Multi colored vibrant houses in Primrose Hill neighborhood, London, UK
Divorces often lead to new properties coming on the market. (Getty)

The coronavirus is having an impact on divorce rates, with the lockdown causing a spike in the number of couples filing for a divorce, new figures show.

There has been a 42% rise in divorce inquiries between 23 March and mid-May, compared with the same period in 2019, according to the figures from Co-op Legal Services.

Based on the latest divorce data from the Office for National Statistics (ONS), this could mean an extra 38,346 couples could be calling it a day in 2020.

Therefore, the property market could see a boost of 38,346 homes entering the market if these additional divorces lead to the sale of the family home.

With the current average UK house price at £243,809, the addition of divorce properties hitting the market could total over £9.34bn ($11.85bn) in transactions for the property market, according to research from estate agent Barrows and Forrester.

READ MORE: UK house prices drop for a third month but demand picks up

This would provide a much needed boost to the industry which saw market activity slow to a trickle for much of the lockdown as the UK government urged against house moves, with many estate agents shutting their doors with physical viewings and valuations off the cards.

The coronavirus sparked the biggest monthly fall in UK house prices since 2009, according to lender Nationwide’s closely followed house price index.

Divorce property could lift property stock and keep prices up amid a considerable increase in buyer demand since the industry lockdown was lifted in May.

James Forrester, managing director of Barrows and Forrester, said: “Unfortunately, divorce is an inevitable aspect of modern day life and one that has been exacerbated as a result of a lengthy lockdown at home with our significant other.

“It’s also one of three influences that regularly see properties come to market, along with death and debt, as couples look to divvy up their existing assets in order to move on in life.

“Of course, not all married couples will own their home and not all of them will opt to sell it on, with some using it as collateral within the divorce proceedings.
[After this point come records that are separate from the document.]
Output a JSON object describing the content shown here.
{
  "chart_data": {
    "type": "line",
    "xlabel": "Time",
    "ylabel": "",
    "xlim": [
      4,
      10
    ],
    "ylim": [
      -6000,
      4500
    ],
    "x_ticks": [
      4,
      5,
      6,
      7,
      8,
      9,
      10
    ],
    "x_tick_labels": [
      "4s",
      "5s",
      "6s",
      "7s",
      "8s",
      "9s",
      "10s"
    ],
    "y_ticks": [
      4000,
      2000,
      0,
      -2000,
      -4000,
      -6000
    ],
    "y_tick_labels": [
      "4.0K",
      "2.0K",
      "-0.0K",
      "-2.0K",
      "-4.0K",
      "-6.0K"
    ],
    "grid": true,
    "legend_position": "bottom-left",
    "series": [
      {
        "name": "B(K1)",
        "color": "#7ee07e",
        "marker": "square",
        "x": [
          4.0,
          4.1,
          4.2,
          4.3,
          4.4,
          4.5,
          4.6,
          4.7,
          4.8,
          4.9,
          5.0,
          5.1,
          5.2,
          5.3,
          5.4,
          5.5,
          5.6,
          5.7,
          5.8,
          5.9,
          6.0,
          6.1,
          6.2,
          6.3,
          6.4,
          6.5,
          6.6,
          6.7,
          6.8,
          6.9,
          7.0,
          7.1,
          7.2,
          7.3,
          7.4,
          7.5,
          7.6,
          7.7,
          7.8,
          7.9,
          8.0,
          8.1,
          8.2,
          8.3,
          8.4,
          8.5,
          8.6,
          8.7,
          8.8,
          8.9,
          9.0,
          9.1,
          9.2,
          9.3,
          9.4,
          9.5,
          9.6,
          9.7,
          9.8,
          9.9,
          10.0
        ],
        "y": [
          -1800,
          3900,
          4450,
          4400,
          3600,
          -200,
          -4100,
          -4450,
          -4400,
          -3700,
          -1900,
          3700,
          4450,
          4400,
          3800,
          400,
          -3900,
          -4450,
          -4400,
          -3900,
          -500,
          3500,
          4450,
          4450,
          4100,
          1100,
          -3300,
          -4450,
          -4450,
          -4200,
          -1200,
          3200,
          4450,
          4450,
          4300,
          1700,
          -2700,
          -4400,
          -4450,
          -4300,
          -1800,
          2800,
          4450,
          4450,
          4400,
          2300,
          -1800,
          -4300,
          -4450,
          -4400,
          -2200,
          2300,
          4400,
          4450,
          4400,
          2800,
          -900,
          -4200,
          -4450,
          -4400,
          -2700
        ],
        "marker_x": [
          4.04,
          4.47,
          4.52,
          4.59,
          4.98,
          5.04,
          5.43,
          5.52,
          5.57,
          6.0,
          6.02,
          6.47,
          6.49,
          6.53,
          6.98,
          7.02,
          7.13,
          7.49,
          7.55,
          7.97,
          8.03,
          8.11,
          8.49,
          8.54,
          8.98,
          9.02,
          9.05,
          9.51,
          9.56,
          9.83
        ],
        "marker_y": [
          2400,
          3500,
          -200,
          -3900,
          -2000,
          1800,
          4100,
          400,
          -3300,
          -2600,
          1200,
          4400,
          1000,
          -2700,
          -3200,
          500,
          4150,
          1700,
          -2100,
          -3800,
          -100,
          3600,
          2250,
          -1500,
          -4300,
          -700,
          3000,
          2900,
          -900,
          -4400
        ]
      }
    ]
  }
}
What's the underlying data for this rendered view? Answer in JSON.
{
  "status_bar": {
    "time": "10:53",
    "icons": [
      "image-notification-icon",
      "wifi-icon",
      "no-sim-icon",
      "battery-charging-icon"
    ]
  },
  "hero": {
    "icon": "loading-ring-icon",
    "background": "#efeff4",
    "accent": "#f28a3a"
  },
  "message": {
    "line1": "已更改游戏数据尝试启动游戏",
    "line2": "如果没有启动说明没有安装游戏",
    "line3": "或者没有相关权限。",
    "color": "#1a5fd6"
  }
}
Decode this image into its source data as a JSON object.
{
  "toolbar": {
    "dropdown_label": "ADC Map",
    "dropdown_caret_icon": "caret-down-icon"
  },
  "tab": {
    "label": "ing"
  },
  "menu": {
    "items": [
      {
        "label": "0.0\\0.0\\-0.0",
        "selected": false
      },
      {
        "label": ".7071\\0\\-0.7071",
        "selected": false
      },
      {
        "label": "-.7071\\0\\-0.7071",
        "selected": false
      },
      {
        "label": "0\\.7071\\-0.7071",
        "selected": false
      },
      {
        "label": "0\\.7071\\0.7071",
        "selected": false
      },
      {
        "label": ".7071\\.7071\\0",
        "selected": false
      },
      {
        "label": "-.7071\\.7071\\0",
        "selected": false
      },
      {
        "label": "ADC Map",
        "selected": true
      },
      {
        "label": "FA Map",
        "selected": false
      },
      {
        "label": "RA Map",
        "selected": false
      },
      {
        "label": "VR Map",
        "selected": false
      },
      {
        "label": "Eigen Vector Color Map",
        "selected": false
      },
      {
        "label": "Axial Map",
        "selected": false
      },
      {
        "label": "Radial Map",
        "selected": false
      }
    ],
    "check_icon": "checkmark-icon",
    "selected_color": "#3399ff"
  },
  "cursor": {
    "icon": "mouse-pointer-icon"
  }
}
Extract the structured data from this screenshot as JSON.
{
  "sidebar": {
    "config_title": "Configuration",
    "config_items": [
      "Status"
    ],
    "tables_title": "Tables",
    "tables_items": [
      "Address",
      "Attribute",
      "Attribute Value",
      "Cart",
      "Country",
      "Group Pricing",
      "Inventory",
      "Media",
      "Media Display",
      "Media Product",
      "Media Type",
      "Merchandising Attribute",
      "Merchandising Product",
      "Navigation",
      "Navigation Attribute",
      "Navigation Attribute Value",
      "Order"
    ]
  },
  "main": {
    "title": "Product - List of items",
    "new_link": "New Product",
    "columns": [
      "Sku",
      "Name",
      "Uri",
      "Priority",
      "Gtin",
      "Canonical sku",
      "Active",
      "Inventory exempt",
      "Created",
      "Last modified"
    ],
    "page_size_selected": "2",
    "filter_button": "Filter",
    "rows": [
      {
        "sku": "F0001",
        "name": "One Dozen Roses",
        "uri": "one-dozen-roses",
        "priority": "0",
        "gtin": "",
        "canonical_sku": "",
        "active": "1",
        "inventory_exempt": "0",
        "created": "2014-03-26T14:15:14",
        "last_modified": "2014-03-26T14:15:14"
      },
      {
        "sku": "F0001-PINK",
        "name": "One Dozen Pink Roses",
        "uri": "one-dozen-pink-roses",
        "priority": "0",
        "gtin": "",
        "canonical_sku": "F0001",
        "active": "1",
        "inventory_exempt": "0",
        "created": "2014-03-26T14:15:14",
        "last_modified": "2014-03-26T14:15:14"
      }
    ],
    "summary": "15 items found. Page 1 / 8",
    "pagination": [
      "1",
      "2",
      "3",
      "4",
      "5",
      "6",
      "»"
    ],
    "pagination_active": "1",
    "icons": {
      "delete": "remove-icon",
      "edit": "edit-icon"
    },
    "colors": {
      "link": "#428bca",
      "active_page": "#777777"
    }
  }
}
However, many will take this route and with such a notable spike in the number of divorces, it’s very likely we will see a boost in the amount of stock reaching the market, and the value of homes sold.

READ MORE: Taylor Wimpey reports surge of buyers' interest in new homes

“The one positive of this is that we’ve seen a huge uplift in buyer demand since the property industry reopened last month but a continued hesitance by some sellers to list and this stock boost should help meet this demand while helping keep house prices buoyant.”

The figures come after property website Rightmove reported a surge in demand for rental properties in May, saying that relationship breakdowns were partly responsible for the rise.